- Task objective:
Your task is to reproduce the listing exactly, without its images.

- Material provided:

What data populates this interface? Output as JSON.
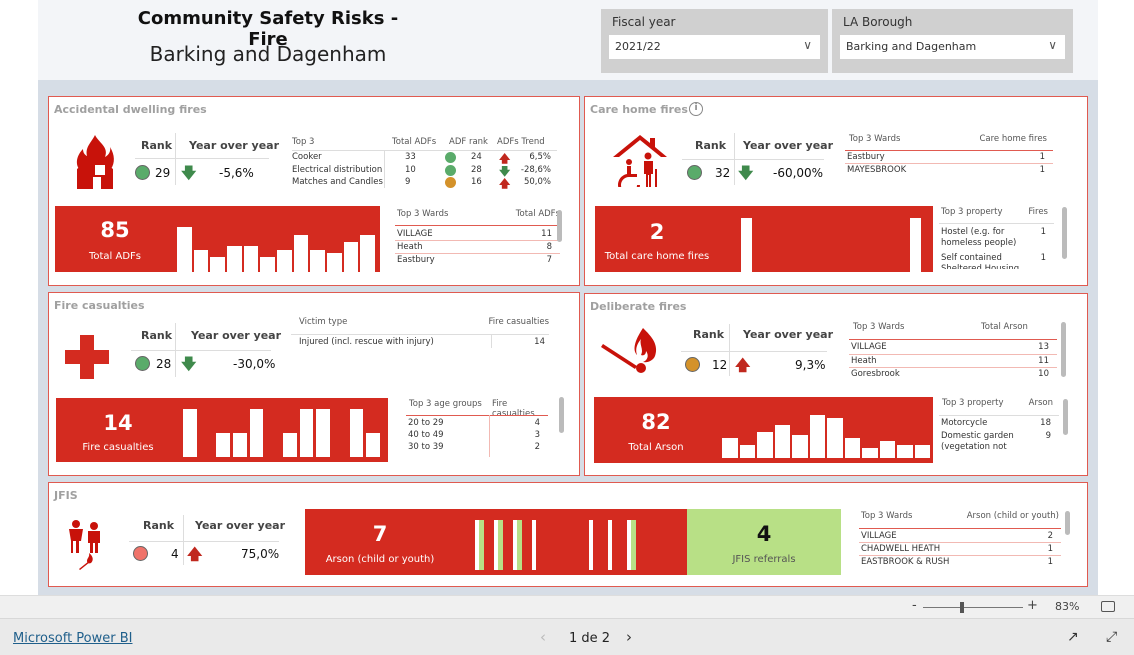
{
  "header": {
    "title": "Community Safety Risks - Fire",
    "subtitle": "Barking and Dagenham"
  },
  "slicers": {
    "fiscal_year": {
      "label": "Fiscal year",
      "value": "2021/22"
    },
    "borough": {
      "label": "LA Borough",
      "value": "Barking and Dagenham"
    }
  },
  "colors": {
    "red": "#d42b20",
    "green": "#5aab6a",
    "amber": "#d4922a",
    "light_red": "#f0736a",
    "light_green": "#b8e086"
  },
  "adf": {
    "title": "Accidental dwelling fires",
    "rank_label": "Rank",
    "yoy_label": "Year over year",
    "rank": "29",
    "rank_status": "green",
    "yoy": "-5,6%",
    "yoy_dir": "down",
    "top3": {
      "headers": [
        "Top 3",
        "Total ADFs",
        "ADF rank",
        "ADFs Trend"
      ],
      "rows": [
        {
          "name": "Cooker",
          "total": "33",
          "status": "green",
          "rank": "24",
          "dir": "up",
          "trend": "6,5%"
        },
        {
          "name": "Electrical distribution",
          "total": "10",
          "status": "green",
          "rank": "28",
          "dir": "down",
          "trend": "-28,6%"
        },
        {
          "name": "Matches and Candles",
          "total": "9",
          "status": "amber",
          "rank": "16",
          "dir": "up",
          "trend": "50,0%"
        }
      ]
    },
    "total": "85",
    "total_label": "Total ADFs",
    "monthly": [
      12,
      6,
      4,
      7,
      7,
      4,
      6,
      10,
      6,
      5,
      8,
      10
    ],
    "wards": {
      "headers": [
        "Top 3 Wards",
        "Total ADFs"
      ],
      "rows": [
        [
          "VILLAGE",
          "11"
        ],
        [
          "Heath",
          "8"
        ],
        [
          "Eastbury",
          "7"
        ]
      ]
    }
  },
  "care": {
    "title": "Care home fires",
    "rank_label": "Rank",
    "yoy_label": "Year over year",
    "rank": "32",
    "rank_status": "green",
    "yoy": "-60,00%",
    "yoy_dir": "down",
    "wards": {
      "headers": [
        "Top 3 Wards",
        "Care home fires"
      ],
      "rows": [
        [
          "Eastbury",
          "1"
        ],
        [
          "MAYESBROOK",
          "1"
        ]
      ]
    },
    "total": "2",
    "total_label": "Total care home fires",
    "monthly": [
      1,
      0,
      0,
      0,
      0,
      0,
      0,
      0,
      0,
      0,
      1
    ],
    "property": {
      "headers": [
        "Top 3 property",
        "Fires"
      ],
      "rows": [
        [
          "Hostel (e.g. for homeless people)",
          "1"
        ],
        [
          "Self contained Sheltered Housing",
          "1"
        ]
      ]
    }
  },
  "casualties": {
    "title": "Fire casualties",
    "rank_label": "Rank",
    "yoy_label": "Year over year",
    "rank": "28",
    "rank_status": "green",
    "yoy": "-30,0%",
    "yoy_dir": "down",
    "victim": {
      "headers": [
        "Victim type",
        "Fire casualties"
      ],
      "rows": [
        [
          "Injured (incl. rescue with injury)",
          "14"
        ]
      ]
    },
    "total": "14",
    "total_label": "Fire casualties",
    "monthly": [
      2,
      0,
      1,
      1,
      2,
      0,
      1,
      2,
      2,
      0,
      2,
      1
    ],
    "ages": {
      "headers": [
        "Top 3 age groups",
        "Fire casualties"
      ],
      "rows": [
        [
          "20 to 29",
          "4"
        ],
        [
          "40 to 49",
          "3"
        ],
        [
          "30 to 39",
          "2"
        ]
      ]
    }
  },
  "deliberate": {
    "title": "Deliberate fires",
    "rank_label": "Rank",
    "yoy_label": "Year over year",
    "rank": "12",
    "rank_status": "amber",
    "yoy": "9,3%",
    "yoy_dir": "up",
    "wards": {
      "headers": [
        "Top 3 Wards",
        "Total Arson"
      ],
      "rows": [
        [
          "VILLAGE",
          "13"
        ],
        [
          "Heath",
          "11"
        ],
        [
          "Goresbrook",
          "10"
        ]
      ]
    },
    "total": "82",
    "total_label": "Total Arson",
    "monthly": [
      6,
      4,
      8,
      10,
      7,
      13,
      12,
      6,
      3,
      5,
      4,
      4
    ],
    "property": {
      "headers": [
        "Top 3 property",
        "Arson"
      ],
      "rows": [
        [
          "Motorcycle",
          "18"
        ],
        [
          "Domestic garden (vegetation not",
          "9"
        ]
      ]
    }
  },
  "jfis": {
    "title": "JFIS",
    "rank_label": "Rank",
    "yoy_label": "Year over year",
    "rank": "4",
    "rank_status": "light_red",
    "yoy": "75,0%",
    "yoy_dir": "up",
    "arson": "7",
    "arson_label": "Arson (child or youth)",
    "referrals": "4",
    "referrals_label": "JFIS referrals",
    "arson_monthly": [
      1,
      1,
      1,
      1,
      0,
      0,
      1,
      1,
      1,
      0
    ],
    "referral_monthly": [
      1,
      1,
      1,
      0,
      0,
      0,
      0,
      0,
      1,
      0
    ],
    "wards": {
      "headers": [
        "Top 3 Wards",
        "Arson (child or youth)"
      ],
      "rows": [
        [
          "VILLAGE",
          "2"
        ],
        [
          "CHADWELL HEATH",
          "1"
        ],
        [
          "EASTBROOK & RUSH",
          "1"
        ]
      ]
    }
  },
  "zoom": {
    "minus": "-",
    "plus": "+",
    "value": "83%"
  },
  "footer": {
    "brand": "Microsoft Power BI",
    "page": "1 de 2"
  }
}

- The completed task:
What data populates this interface? Output as JSON.
{
  "header": {
    "title": "Community Safety Risks - Fire",
    "subtitle": "Barking and Dagenham"
  },
  "slicers": {
    "fiscal_year": {
      "label": "Fiscal year",
      "value": "2021/22"
    },
    "borough": {
      "label": "LA Borough",
      "value": "Barking and Dagenham"
    }
  },
  "colors": {
    "red": "#d42b20",
    "green": "#5aab6a",
    "amber": "#d4922a",
    "light_red": "#f0736a",
    "light_green": "#b8e086"
  },
  "adf": {
    "title": "Accidental dwelling fires",
    "rank_label": "Rank",
    "yoy_label": "Year over year",
    "rank": "29",
    "rank_status": "green",
    "yoy": "-5,6%",
    "yoy_dir": "down",
    "top3": {
      "headers": [
        "Top 3",
        "Total ADFs",
        "ADF rank",
        "ADFs Trend"
      ],
      "rows": [
        {
          "name": "Cooker",
          "total": "33",
          "status": "green",
          "rank": "24",
          "dir": "up",
          "trend": "6,5%"
        },
        {
          "name": "Electrical distribution",
          "total": "10",
          "status": "green",
          "rank": "28",
          "dir": "down",
          "trend": "-28,6%"
        },
        {
          "name": "Matches and Candles",
          "total": "9",
          "status": "amber",
          "rank": "16",
          "dir": "up",
          "trend": "50,0%"
        }
      ]
    },
    "total": "85",
    "total_label": "Total ADFs",
    "monthly": [
      12,
      6,
      4,
      7,
      7,
      4,
      6,
      10,
      6,
      5,
      8,
      10
    ],
    "wards": {
      "headers": [
        "Top 3 Wards",
        "Total ADFs"
      ],
      "rows": [
        [
          "VILLAGE",
          "11"
        ],
        [
          "Heath",
          "8"
        ],
        [
          "Eastbury",
          "7"
        ]
      ]
    }
  },
  "care": {
    "title": "Care home fires",
    "rank_label": "Rank",
    "yoy_label": "Year over year",
    "rank": "32",
    "rank_status": "green",
    "yoy": "-60,00%",
    "yoy_dir": "down",
    "wards": {
      "headers": [
        "Top 3 Wards",
        "Care home fires"
      ],
      "rows": [
        [
          "Eastbury",
          "1"
        ],
        [
          "MAYESBROOK",
          "1"
        ]
      ]
    },
    "total": "2",
    "total_label": "Total care home fires",
    "monthly": [
      1,
      0,
      0,
      0,
      0,
      0,
      0,
      0,
      0,
      0,
      1
    ],
    "property": {
      "headers": [
        "Top 3 property",
        "Fires"
      ],
      "rows": [
        [
          "Hostel (e.g. for homeless people)",
          "1"
        ],
        [
          "Self contained Sheltered Housing",
          "1"
        ]
      ]
    }
  },
  "casualties": {
    "title": "Fire casualties",
    "rank_label": "Rank",
    "yoy_label": "Year over year",
    "rank": "28",
    "rank_status": "green",
    "yoy": "-30,0%",
    "yoy_dir": "down",
    "victim": {
      "headers": [
        "Victim type",
        "Fire casualties"
      ],
      "rows": [
        [
          "Injured (incl. rescue with injury)",
          "14"
        ]
      ]
    },
    "total": "14",
    "total_label": "Fire casualties",
    "monthly": [
      2,
      0,
      1,
      1,
      2,
      0,
      1,
      2,
      2,
      0,
      2,
      1
    ],
    "ages": {
      "headers": [
        "Top 3 age groups",
        "Fire casualties"
      ],
      "rows": [
        [
          "20 to 29",
          "4"
        ],
        [
          "40 to 49",
          "3"
        ],
        [
          "30 to 39",
          "2"
        ]
      ]
    }
  },
  "deliberate": {
    "title": "Deliberate fires",
    "rank_label": "Rank",
    "yoy_label": "Year over year",
    "rank": "12",
    "rank_status": "amber",
    "yoy": "9,3%",
    "yoy_dir": "up",
    "wards": {
      "headers": [
        "Top 3 Wards",
        "Total Arson"
      ],
      "rows": [
        [
          "VILLAGE",
          "13"
        ],
        [
          "Heath",
          "11"
        ],
        [
          "Goresbrook",
          "10"
        ]
      ]
    },
    "total": "82",
    "total_label": "Total Arson",
    "monthly": [
      6,
      4,
      8,
      10,
      7,
      13,
      12,
      6,
      3,
      5,
      4,
      4
    ],
    "property": {
      "headers": [
        "Top 3 property",
        "Arson"
      ],
      "rows": [
        [
          "Motorcycle",
          "18"
        ],
        [
          "Domestic garden (vegetation not",
          "9"
        ]
      ]
    }
  },
  "jfis": {
    "title": "JFIS",
    "rank_label": "Rank",
    "yoy_label": "Year over year",
    "rank": "4",
    "rank_status": "light_red",
    "yoy": "75,0%",
    "yoy_dir": "up",
    "arson": "7",
    "arson_label": "Arson (child or youth)",
    "referrals": "4",
    "referrals_label": "JFIS referrals",
    "arson_monthly": [
      1,
      1,
      1,
      1,
      0,
      0,
      1,
      1,
      1,
      0
    ],
    "referral_monthly": [
      1,
      1,
      1,
      0,
      0,
      0,
      0,
      0,
      1,
      0
    ],
    "wards": {
      "headers": [
        "Top 3 Wards",
        "Arson (child or youth)"
      ],
      "rows": [
        [
          "VILLAGE",
          "2"
        ],
        [
          "CHADWELL HEATH",
          "1"
        ],
        [
          "EASTBROOK & RUSH",
          "1"
        ]
      ]
    }
  },
  "zoom": {
    "minus": "-",
    "plus": "+",
    "value": "83%"
  },
  "footer": {
    "brand": "Microsoft Power BI",
    "page": "1 de 2"
  }
}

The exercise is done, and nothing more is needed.